Just 34 of the largest 100 metropolitan areas have seen starter-home prices recover to their previous peak, while 56 areas have seen high-end homes reach or surpass previous highs, according to home-tracker Trulia.
“Personally I wouldn’t be throwing confetti because my house is worth what I paid for it back eight years ago,” said Nela Richardson, chief economist at real-estate brokerage Redfin.
Still, in many parts of the country, a return to near-normal conditions has come as welcome relief, and faster than many expected.
The median home value in Lehigh Acres, Fla., on the eastern edge of Fort Myers, bottomed at about $61,000 after peaking at $230,500 in July 2006, according to Zillow. Today, the median home price has risen to about $140,000, and Fort Myers now has a shortage of starter homes, said Mayor Randall Henderson.
Meanwhile, the national recovery has allowed longtime homeowners to sell and relocate, making the U.S. labor force more mobile than it has been in years.
Dan Tanner, 58 years old, sold his home in Savannah, Ga., in 2007 for just over $300,000, nearly a $100,000 profit in just a few years. He plowed the gains into two condominiums, one in Savannah and another in Atlanta. The value of both homes dropped by 25% within a year.
Mr. Tanner eventually sold the Savannah condo at a $30,000 loss, but held on to the Atlanta property. “A friend of mine was like, ‘You made a commitment, you should stick to it,’ ” he said.
Now Mr. Tanner plans to sell the Atlanta condo for more than he paid, as home prices in that market are about 3% below their July 2007 peak and 60% above the recent low hit in March 2012, according to Case-Shiller.
The recovery also has produced a few big winners.
Jeremy Mann, a 31-year-old doctoral student, and his wife, Erin, a nurse practitioner, bought a home in 2011 as the market was bottoming out.

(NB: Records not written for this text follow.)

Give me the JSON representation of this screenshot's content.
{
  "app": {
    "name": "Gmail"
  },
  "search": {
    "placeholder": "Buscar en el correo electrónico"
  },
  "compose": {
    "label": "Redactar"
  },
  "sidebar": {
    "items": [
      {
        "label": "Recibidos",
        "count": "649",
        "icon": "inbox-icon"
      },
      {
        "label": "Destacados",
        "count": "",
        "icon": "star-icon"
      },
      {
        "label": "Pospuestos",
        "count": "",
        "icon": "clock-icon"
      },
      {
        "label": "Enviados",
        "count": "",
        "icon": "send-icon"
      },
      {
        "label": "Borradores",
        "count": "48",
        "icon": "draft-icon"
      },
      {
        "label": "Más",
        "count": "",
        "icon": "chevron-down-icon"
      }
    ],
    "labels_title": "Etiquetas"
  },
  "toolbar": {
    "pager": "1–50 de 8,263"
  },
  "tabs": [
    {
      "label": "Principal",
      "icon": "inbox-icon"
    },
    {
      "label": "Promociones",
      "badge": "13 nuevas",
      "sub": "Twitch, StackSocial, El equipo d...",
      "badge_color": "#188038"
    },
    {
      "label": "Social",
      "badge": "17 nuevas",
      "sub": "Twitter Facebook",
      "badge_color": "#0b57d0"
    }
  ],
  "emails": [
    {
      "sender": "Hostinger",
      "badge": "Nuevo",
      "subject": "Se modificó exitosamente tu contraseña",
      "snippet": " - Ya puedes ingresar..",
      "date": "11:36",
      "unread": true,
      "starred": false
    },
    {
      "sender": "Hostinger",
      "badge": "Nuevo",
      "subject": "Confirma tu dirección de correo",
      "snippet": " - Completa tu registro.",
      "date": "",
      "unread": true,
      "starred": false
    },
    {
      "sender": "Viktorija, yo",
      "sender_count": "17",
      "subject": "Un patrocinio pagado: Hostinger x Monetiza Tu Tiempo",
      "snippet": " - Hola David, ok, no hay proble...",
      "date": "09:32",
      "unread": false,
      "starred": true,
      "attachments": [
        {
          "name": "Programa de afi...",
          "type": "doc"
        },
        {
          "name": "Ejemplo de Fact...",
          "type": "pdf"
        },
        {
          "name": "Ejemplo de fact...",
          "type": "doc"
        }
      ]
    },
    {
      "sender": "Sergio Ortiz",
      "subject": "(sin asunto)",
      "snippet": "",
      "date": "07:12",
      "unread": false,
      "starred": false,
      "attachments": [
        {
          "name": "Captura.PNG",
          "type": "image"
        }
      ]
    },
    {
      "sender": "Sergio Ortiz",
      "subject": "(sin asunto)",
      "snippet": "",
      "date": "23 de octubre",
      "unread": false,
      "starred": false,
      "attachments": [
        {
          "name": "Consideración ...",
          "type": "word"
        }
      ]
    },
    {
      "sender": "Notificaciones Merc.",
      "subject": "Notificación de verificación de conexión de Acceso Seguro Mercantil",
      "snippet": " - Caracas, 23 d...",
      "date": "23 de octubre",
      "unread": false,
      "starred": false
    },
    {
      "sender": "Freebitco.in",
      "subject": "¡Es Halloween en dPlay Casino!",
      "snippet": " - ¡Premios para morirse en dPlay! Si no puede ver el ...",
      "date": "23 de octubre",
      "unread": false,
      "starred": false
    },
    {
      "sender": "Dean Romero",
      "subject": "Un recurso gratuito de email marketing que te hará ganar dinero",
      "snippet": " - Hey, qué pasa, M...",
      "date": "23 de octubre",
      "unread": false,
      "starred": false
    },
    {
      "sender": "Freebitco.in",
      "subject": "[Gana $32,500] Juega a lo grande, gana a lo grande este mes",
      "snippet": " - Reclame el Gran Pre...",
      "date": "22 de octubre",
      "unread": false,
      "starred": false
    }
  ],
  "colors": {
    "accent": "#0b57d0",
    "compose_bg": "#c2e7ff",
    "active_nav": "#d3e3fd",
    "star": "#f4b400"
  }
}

“[We realized] we could buy a house now even though we thought that was five or 10 years in the future,” Mr. Mann said.
The Manns purchased a rundown building in an up-and-coming area of Chicago for just $310,000, with a $1,600 monthly mortgage payment. The building was big enough for them to rent out several units, covering the mortgage payment.
When the couple had the home appraised a few years ago, the value had increased to $425,000. They were able to refinance and use the money for a down payment on a new home, holding on to the original property as an investment.
The moves helped give Mr. Mann the financial freedom to work on starting a school for underprivileged children, he said.
“It’s not like we were so savvy in home buying or that we were real-estate mogul people,” he said. “We really feel like we’ve been blessed.”